One reason for this discrepancy between actual and perceived violence is where we see violence depicted most – in the media. Consider how the media covers the issue of gun violence in the aftermath of events such as the Las Vegas shooting, the largest mass shooting in U.S. history. In the days and weeks following such events, there are calls to action and in-depth reviews of existing and proposed policy. But too soon, the dialogue dies down until the next tragedy makes the topic relevant once again. In contrast, the threat of foreign terrorism is covered consistently, making it a looming threat in the minds of most Americans.
This dissonance between our responses to these forms of violence is not only seen in media depiction, but in our nation’s allocation of money and resources as well. According to the New York Times, in the decade following 9/11, approximately $3.3 trillion was spent on anti-terrorism efforts. Compare this appropriation of funds to the lack of gun control reform in the wake of mass shootings, and instead, the money actively spent by lobbying groups such as the NRA against measures to combat gun violence.
This is not necessarily to suggest that we should spend less on counterterrorism efforts. But these numbers should put into perspective how we perceive different threats, and they should cause us to question our inaction against the form of violence that is far more likely to affect us. The majority of mass shootings in the U.S. are committed by white men. Perhaps we have become desensitized to this image of perpetrator but are especially attuned to those who are Muslim or Arab.
It is easier to perceive a world in which violence is enacted by outsiders. It is much harder to face a form of violence that we as a society inflict on ourselves everyday.

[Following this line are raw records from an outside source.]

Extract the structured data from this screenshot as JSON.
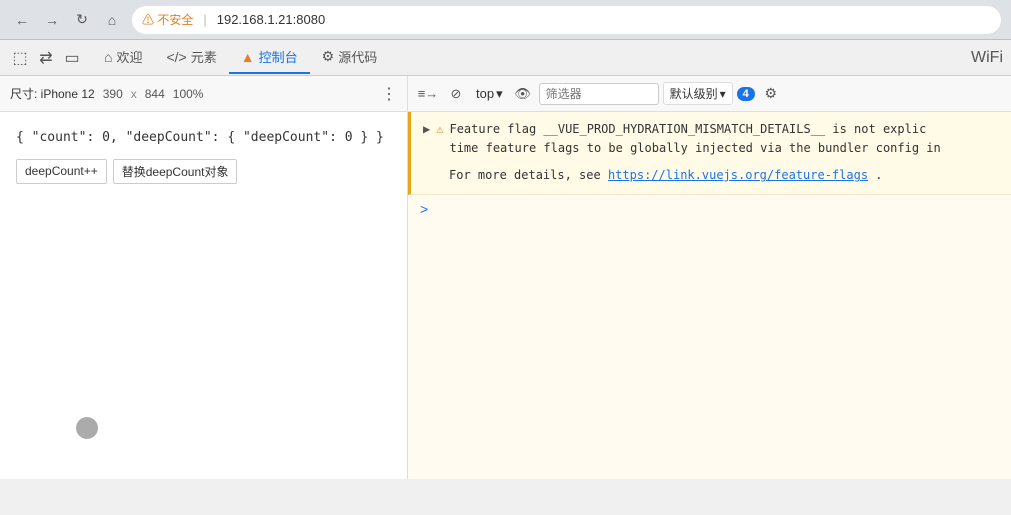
{
  "browser": {
    "back_label": "←",
    "forward_label": "→",
    "reload_label": "↻",
    "home_label": "⌂",
    "security_warning": "⚠ 不安全",
    "separator": "|",
    "url": "192.168.1.21:8080",
    "more_label": "⋮"
  },
  "devtools_tabs": [
    {
      "id": "welcome",
      "icon": "⌂",
      "label": "欢迎"
    },
    {
      "id": "elements",
      "icon": "</>",
      "label": "元素"
    },
    {
      "id": "console",
      "icon": "▤",
      "label": "控制台",
      "active": true,
      "has_warning": true
    },
    {
      "id": "sources",
      "icon": "⚡",
      "label": "源代码"
    }
  ],
  "device_toolbar": {
    "device_name": "尺寸: iPhone 12",
    "width": "390",
    "x": "x",
    "height": "844",
    "zoom": "100%",
    "more": "⋮"
  },
  "app": {
    "json_display": "{ \"count\": 0, \"deepCount\": { \"deepCount\": 0 } }",
    "button1": "deepCount++",
    "button2": "替换deepCount对象"
  },
  "console_toolbar": {
    "clear_icon": "🚫",
    "top_label": "top",
    "dropdown_icon": "▾",
    "eye_icon": "👁",
    "filter_placeholder": "筛选器",
    "level_label": "默认级别",
    "dropdown2_icon": "▾",
    "badge_count": "4",
    "gear_icon": "⚙"
  },
  "console": {
    "warning": {
      "icon": "⚠",
      "line1": "Feature flag __VUE_PROD_HYDRATION_MISMATCH_DETAILS__ is not explic",
      "line2": "time feature flags to be globally injected via the bundler config in",
      "line3": "",
      "line4": "For more details, see ",
      "link": "https://link.vuejs.org/feature-flags",
      "link_suffix": "."
    },
    "prompt_icon": ">"
  }
}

According to the Centers For Disease Control and Prevention (CDC), for every 1 American killed by an act of terror in the United States or abroad in 2014, . . . more than 1,049 were killed by guns.*
*Deaths caused by guns include all manners of gun deaths, such as homicides, suicides, and accidents.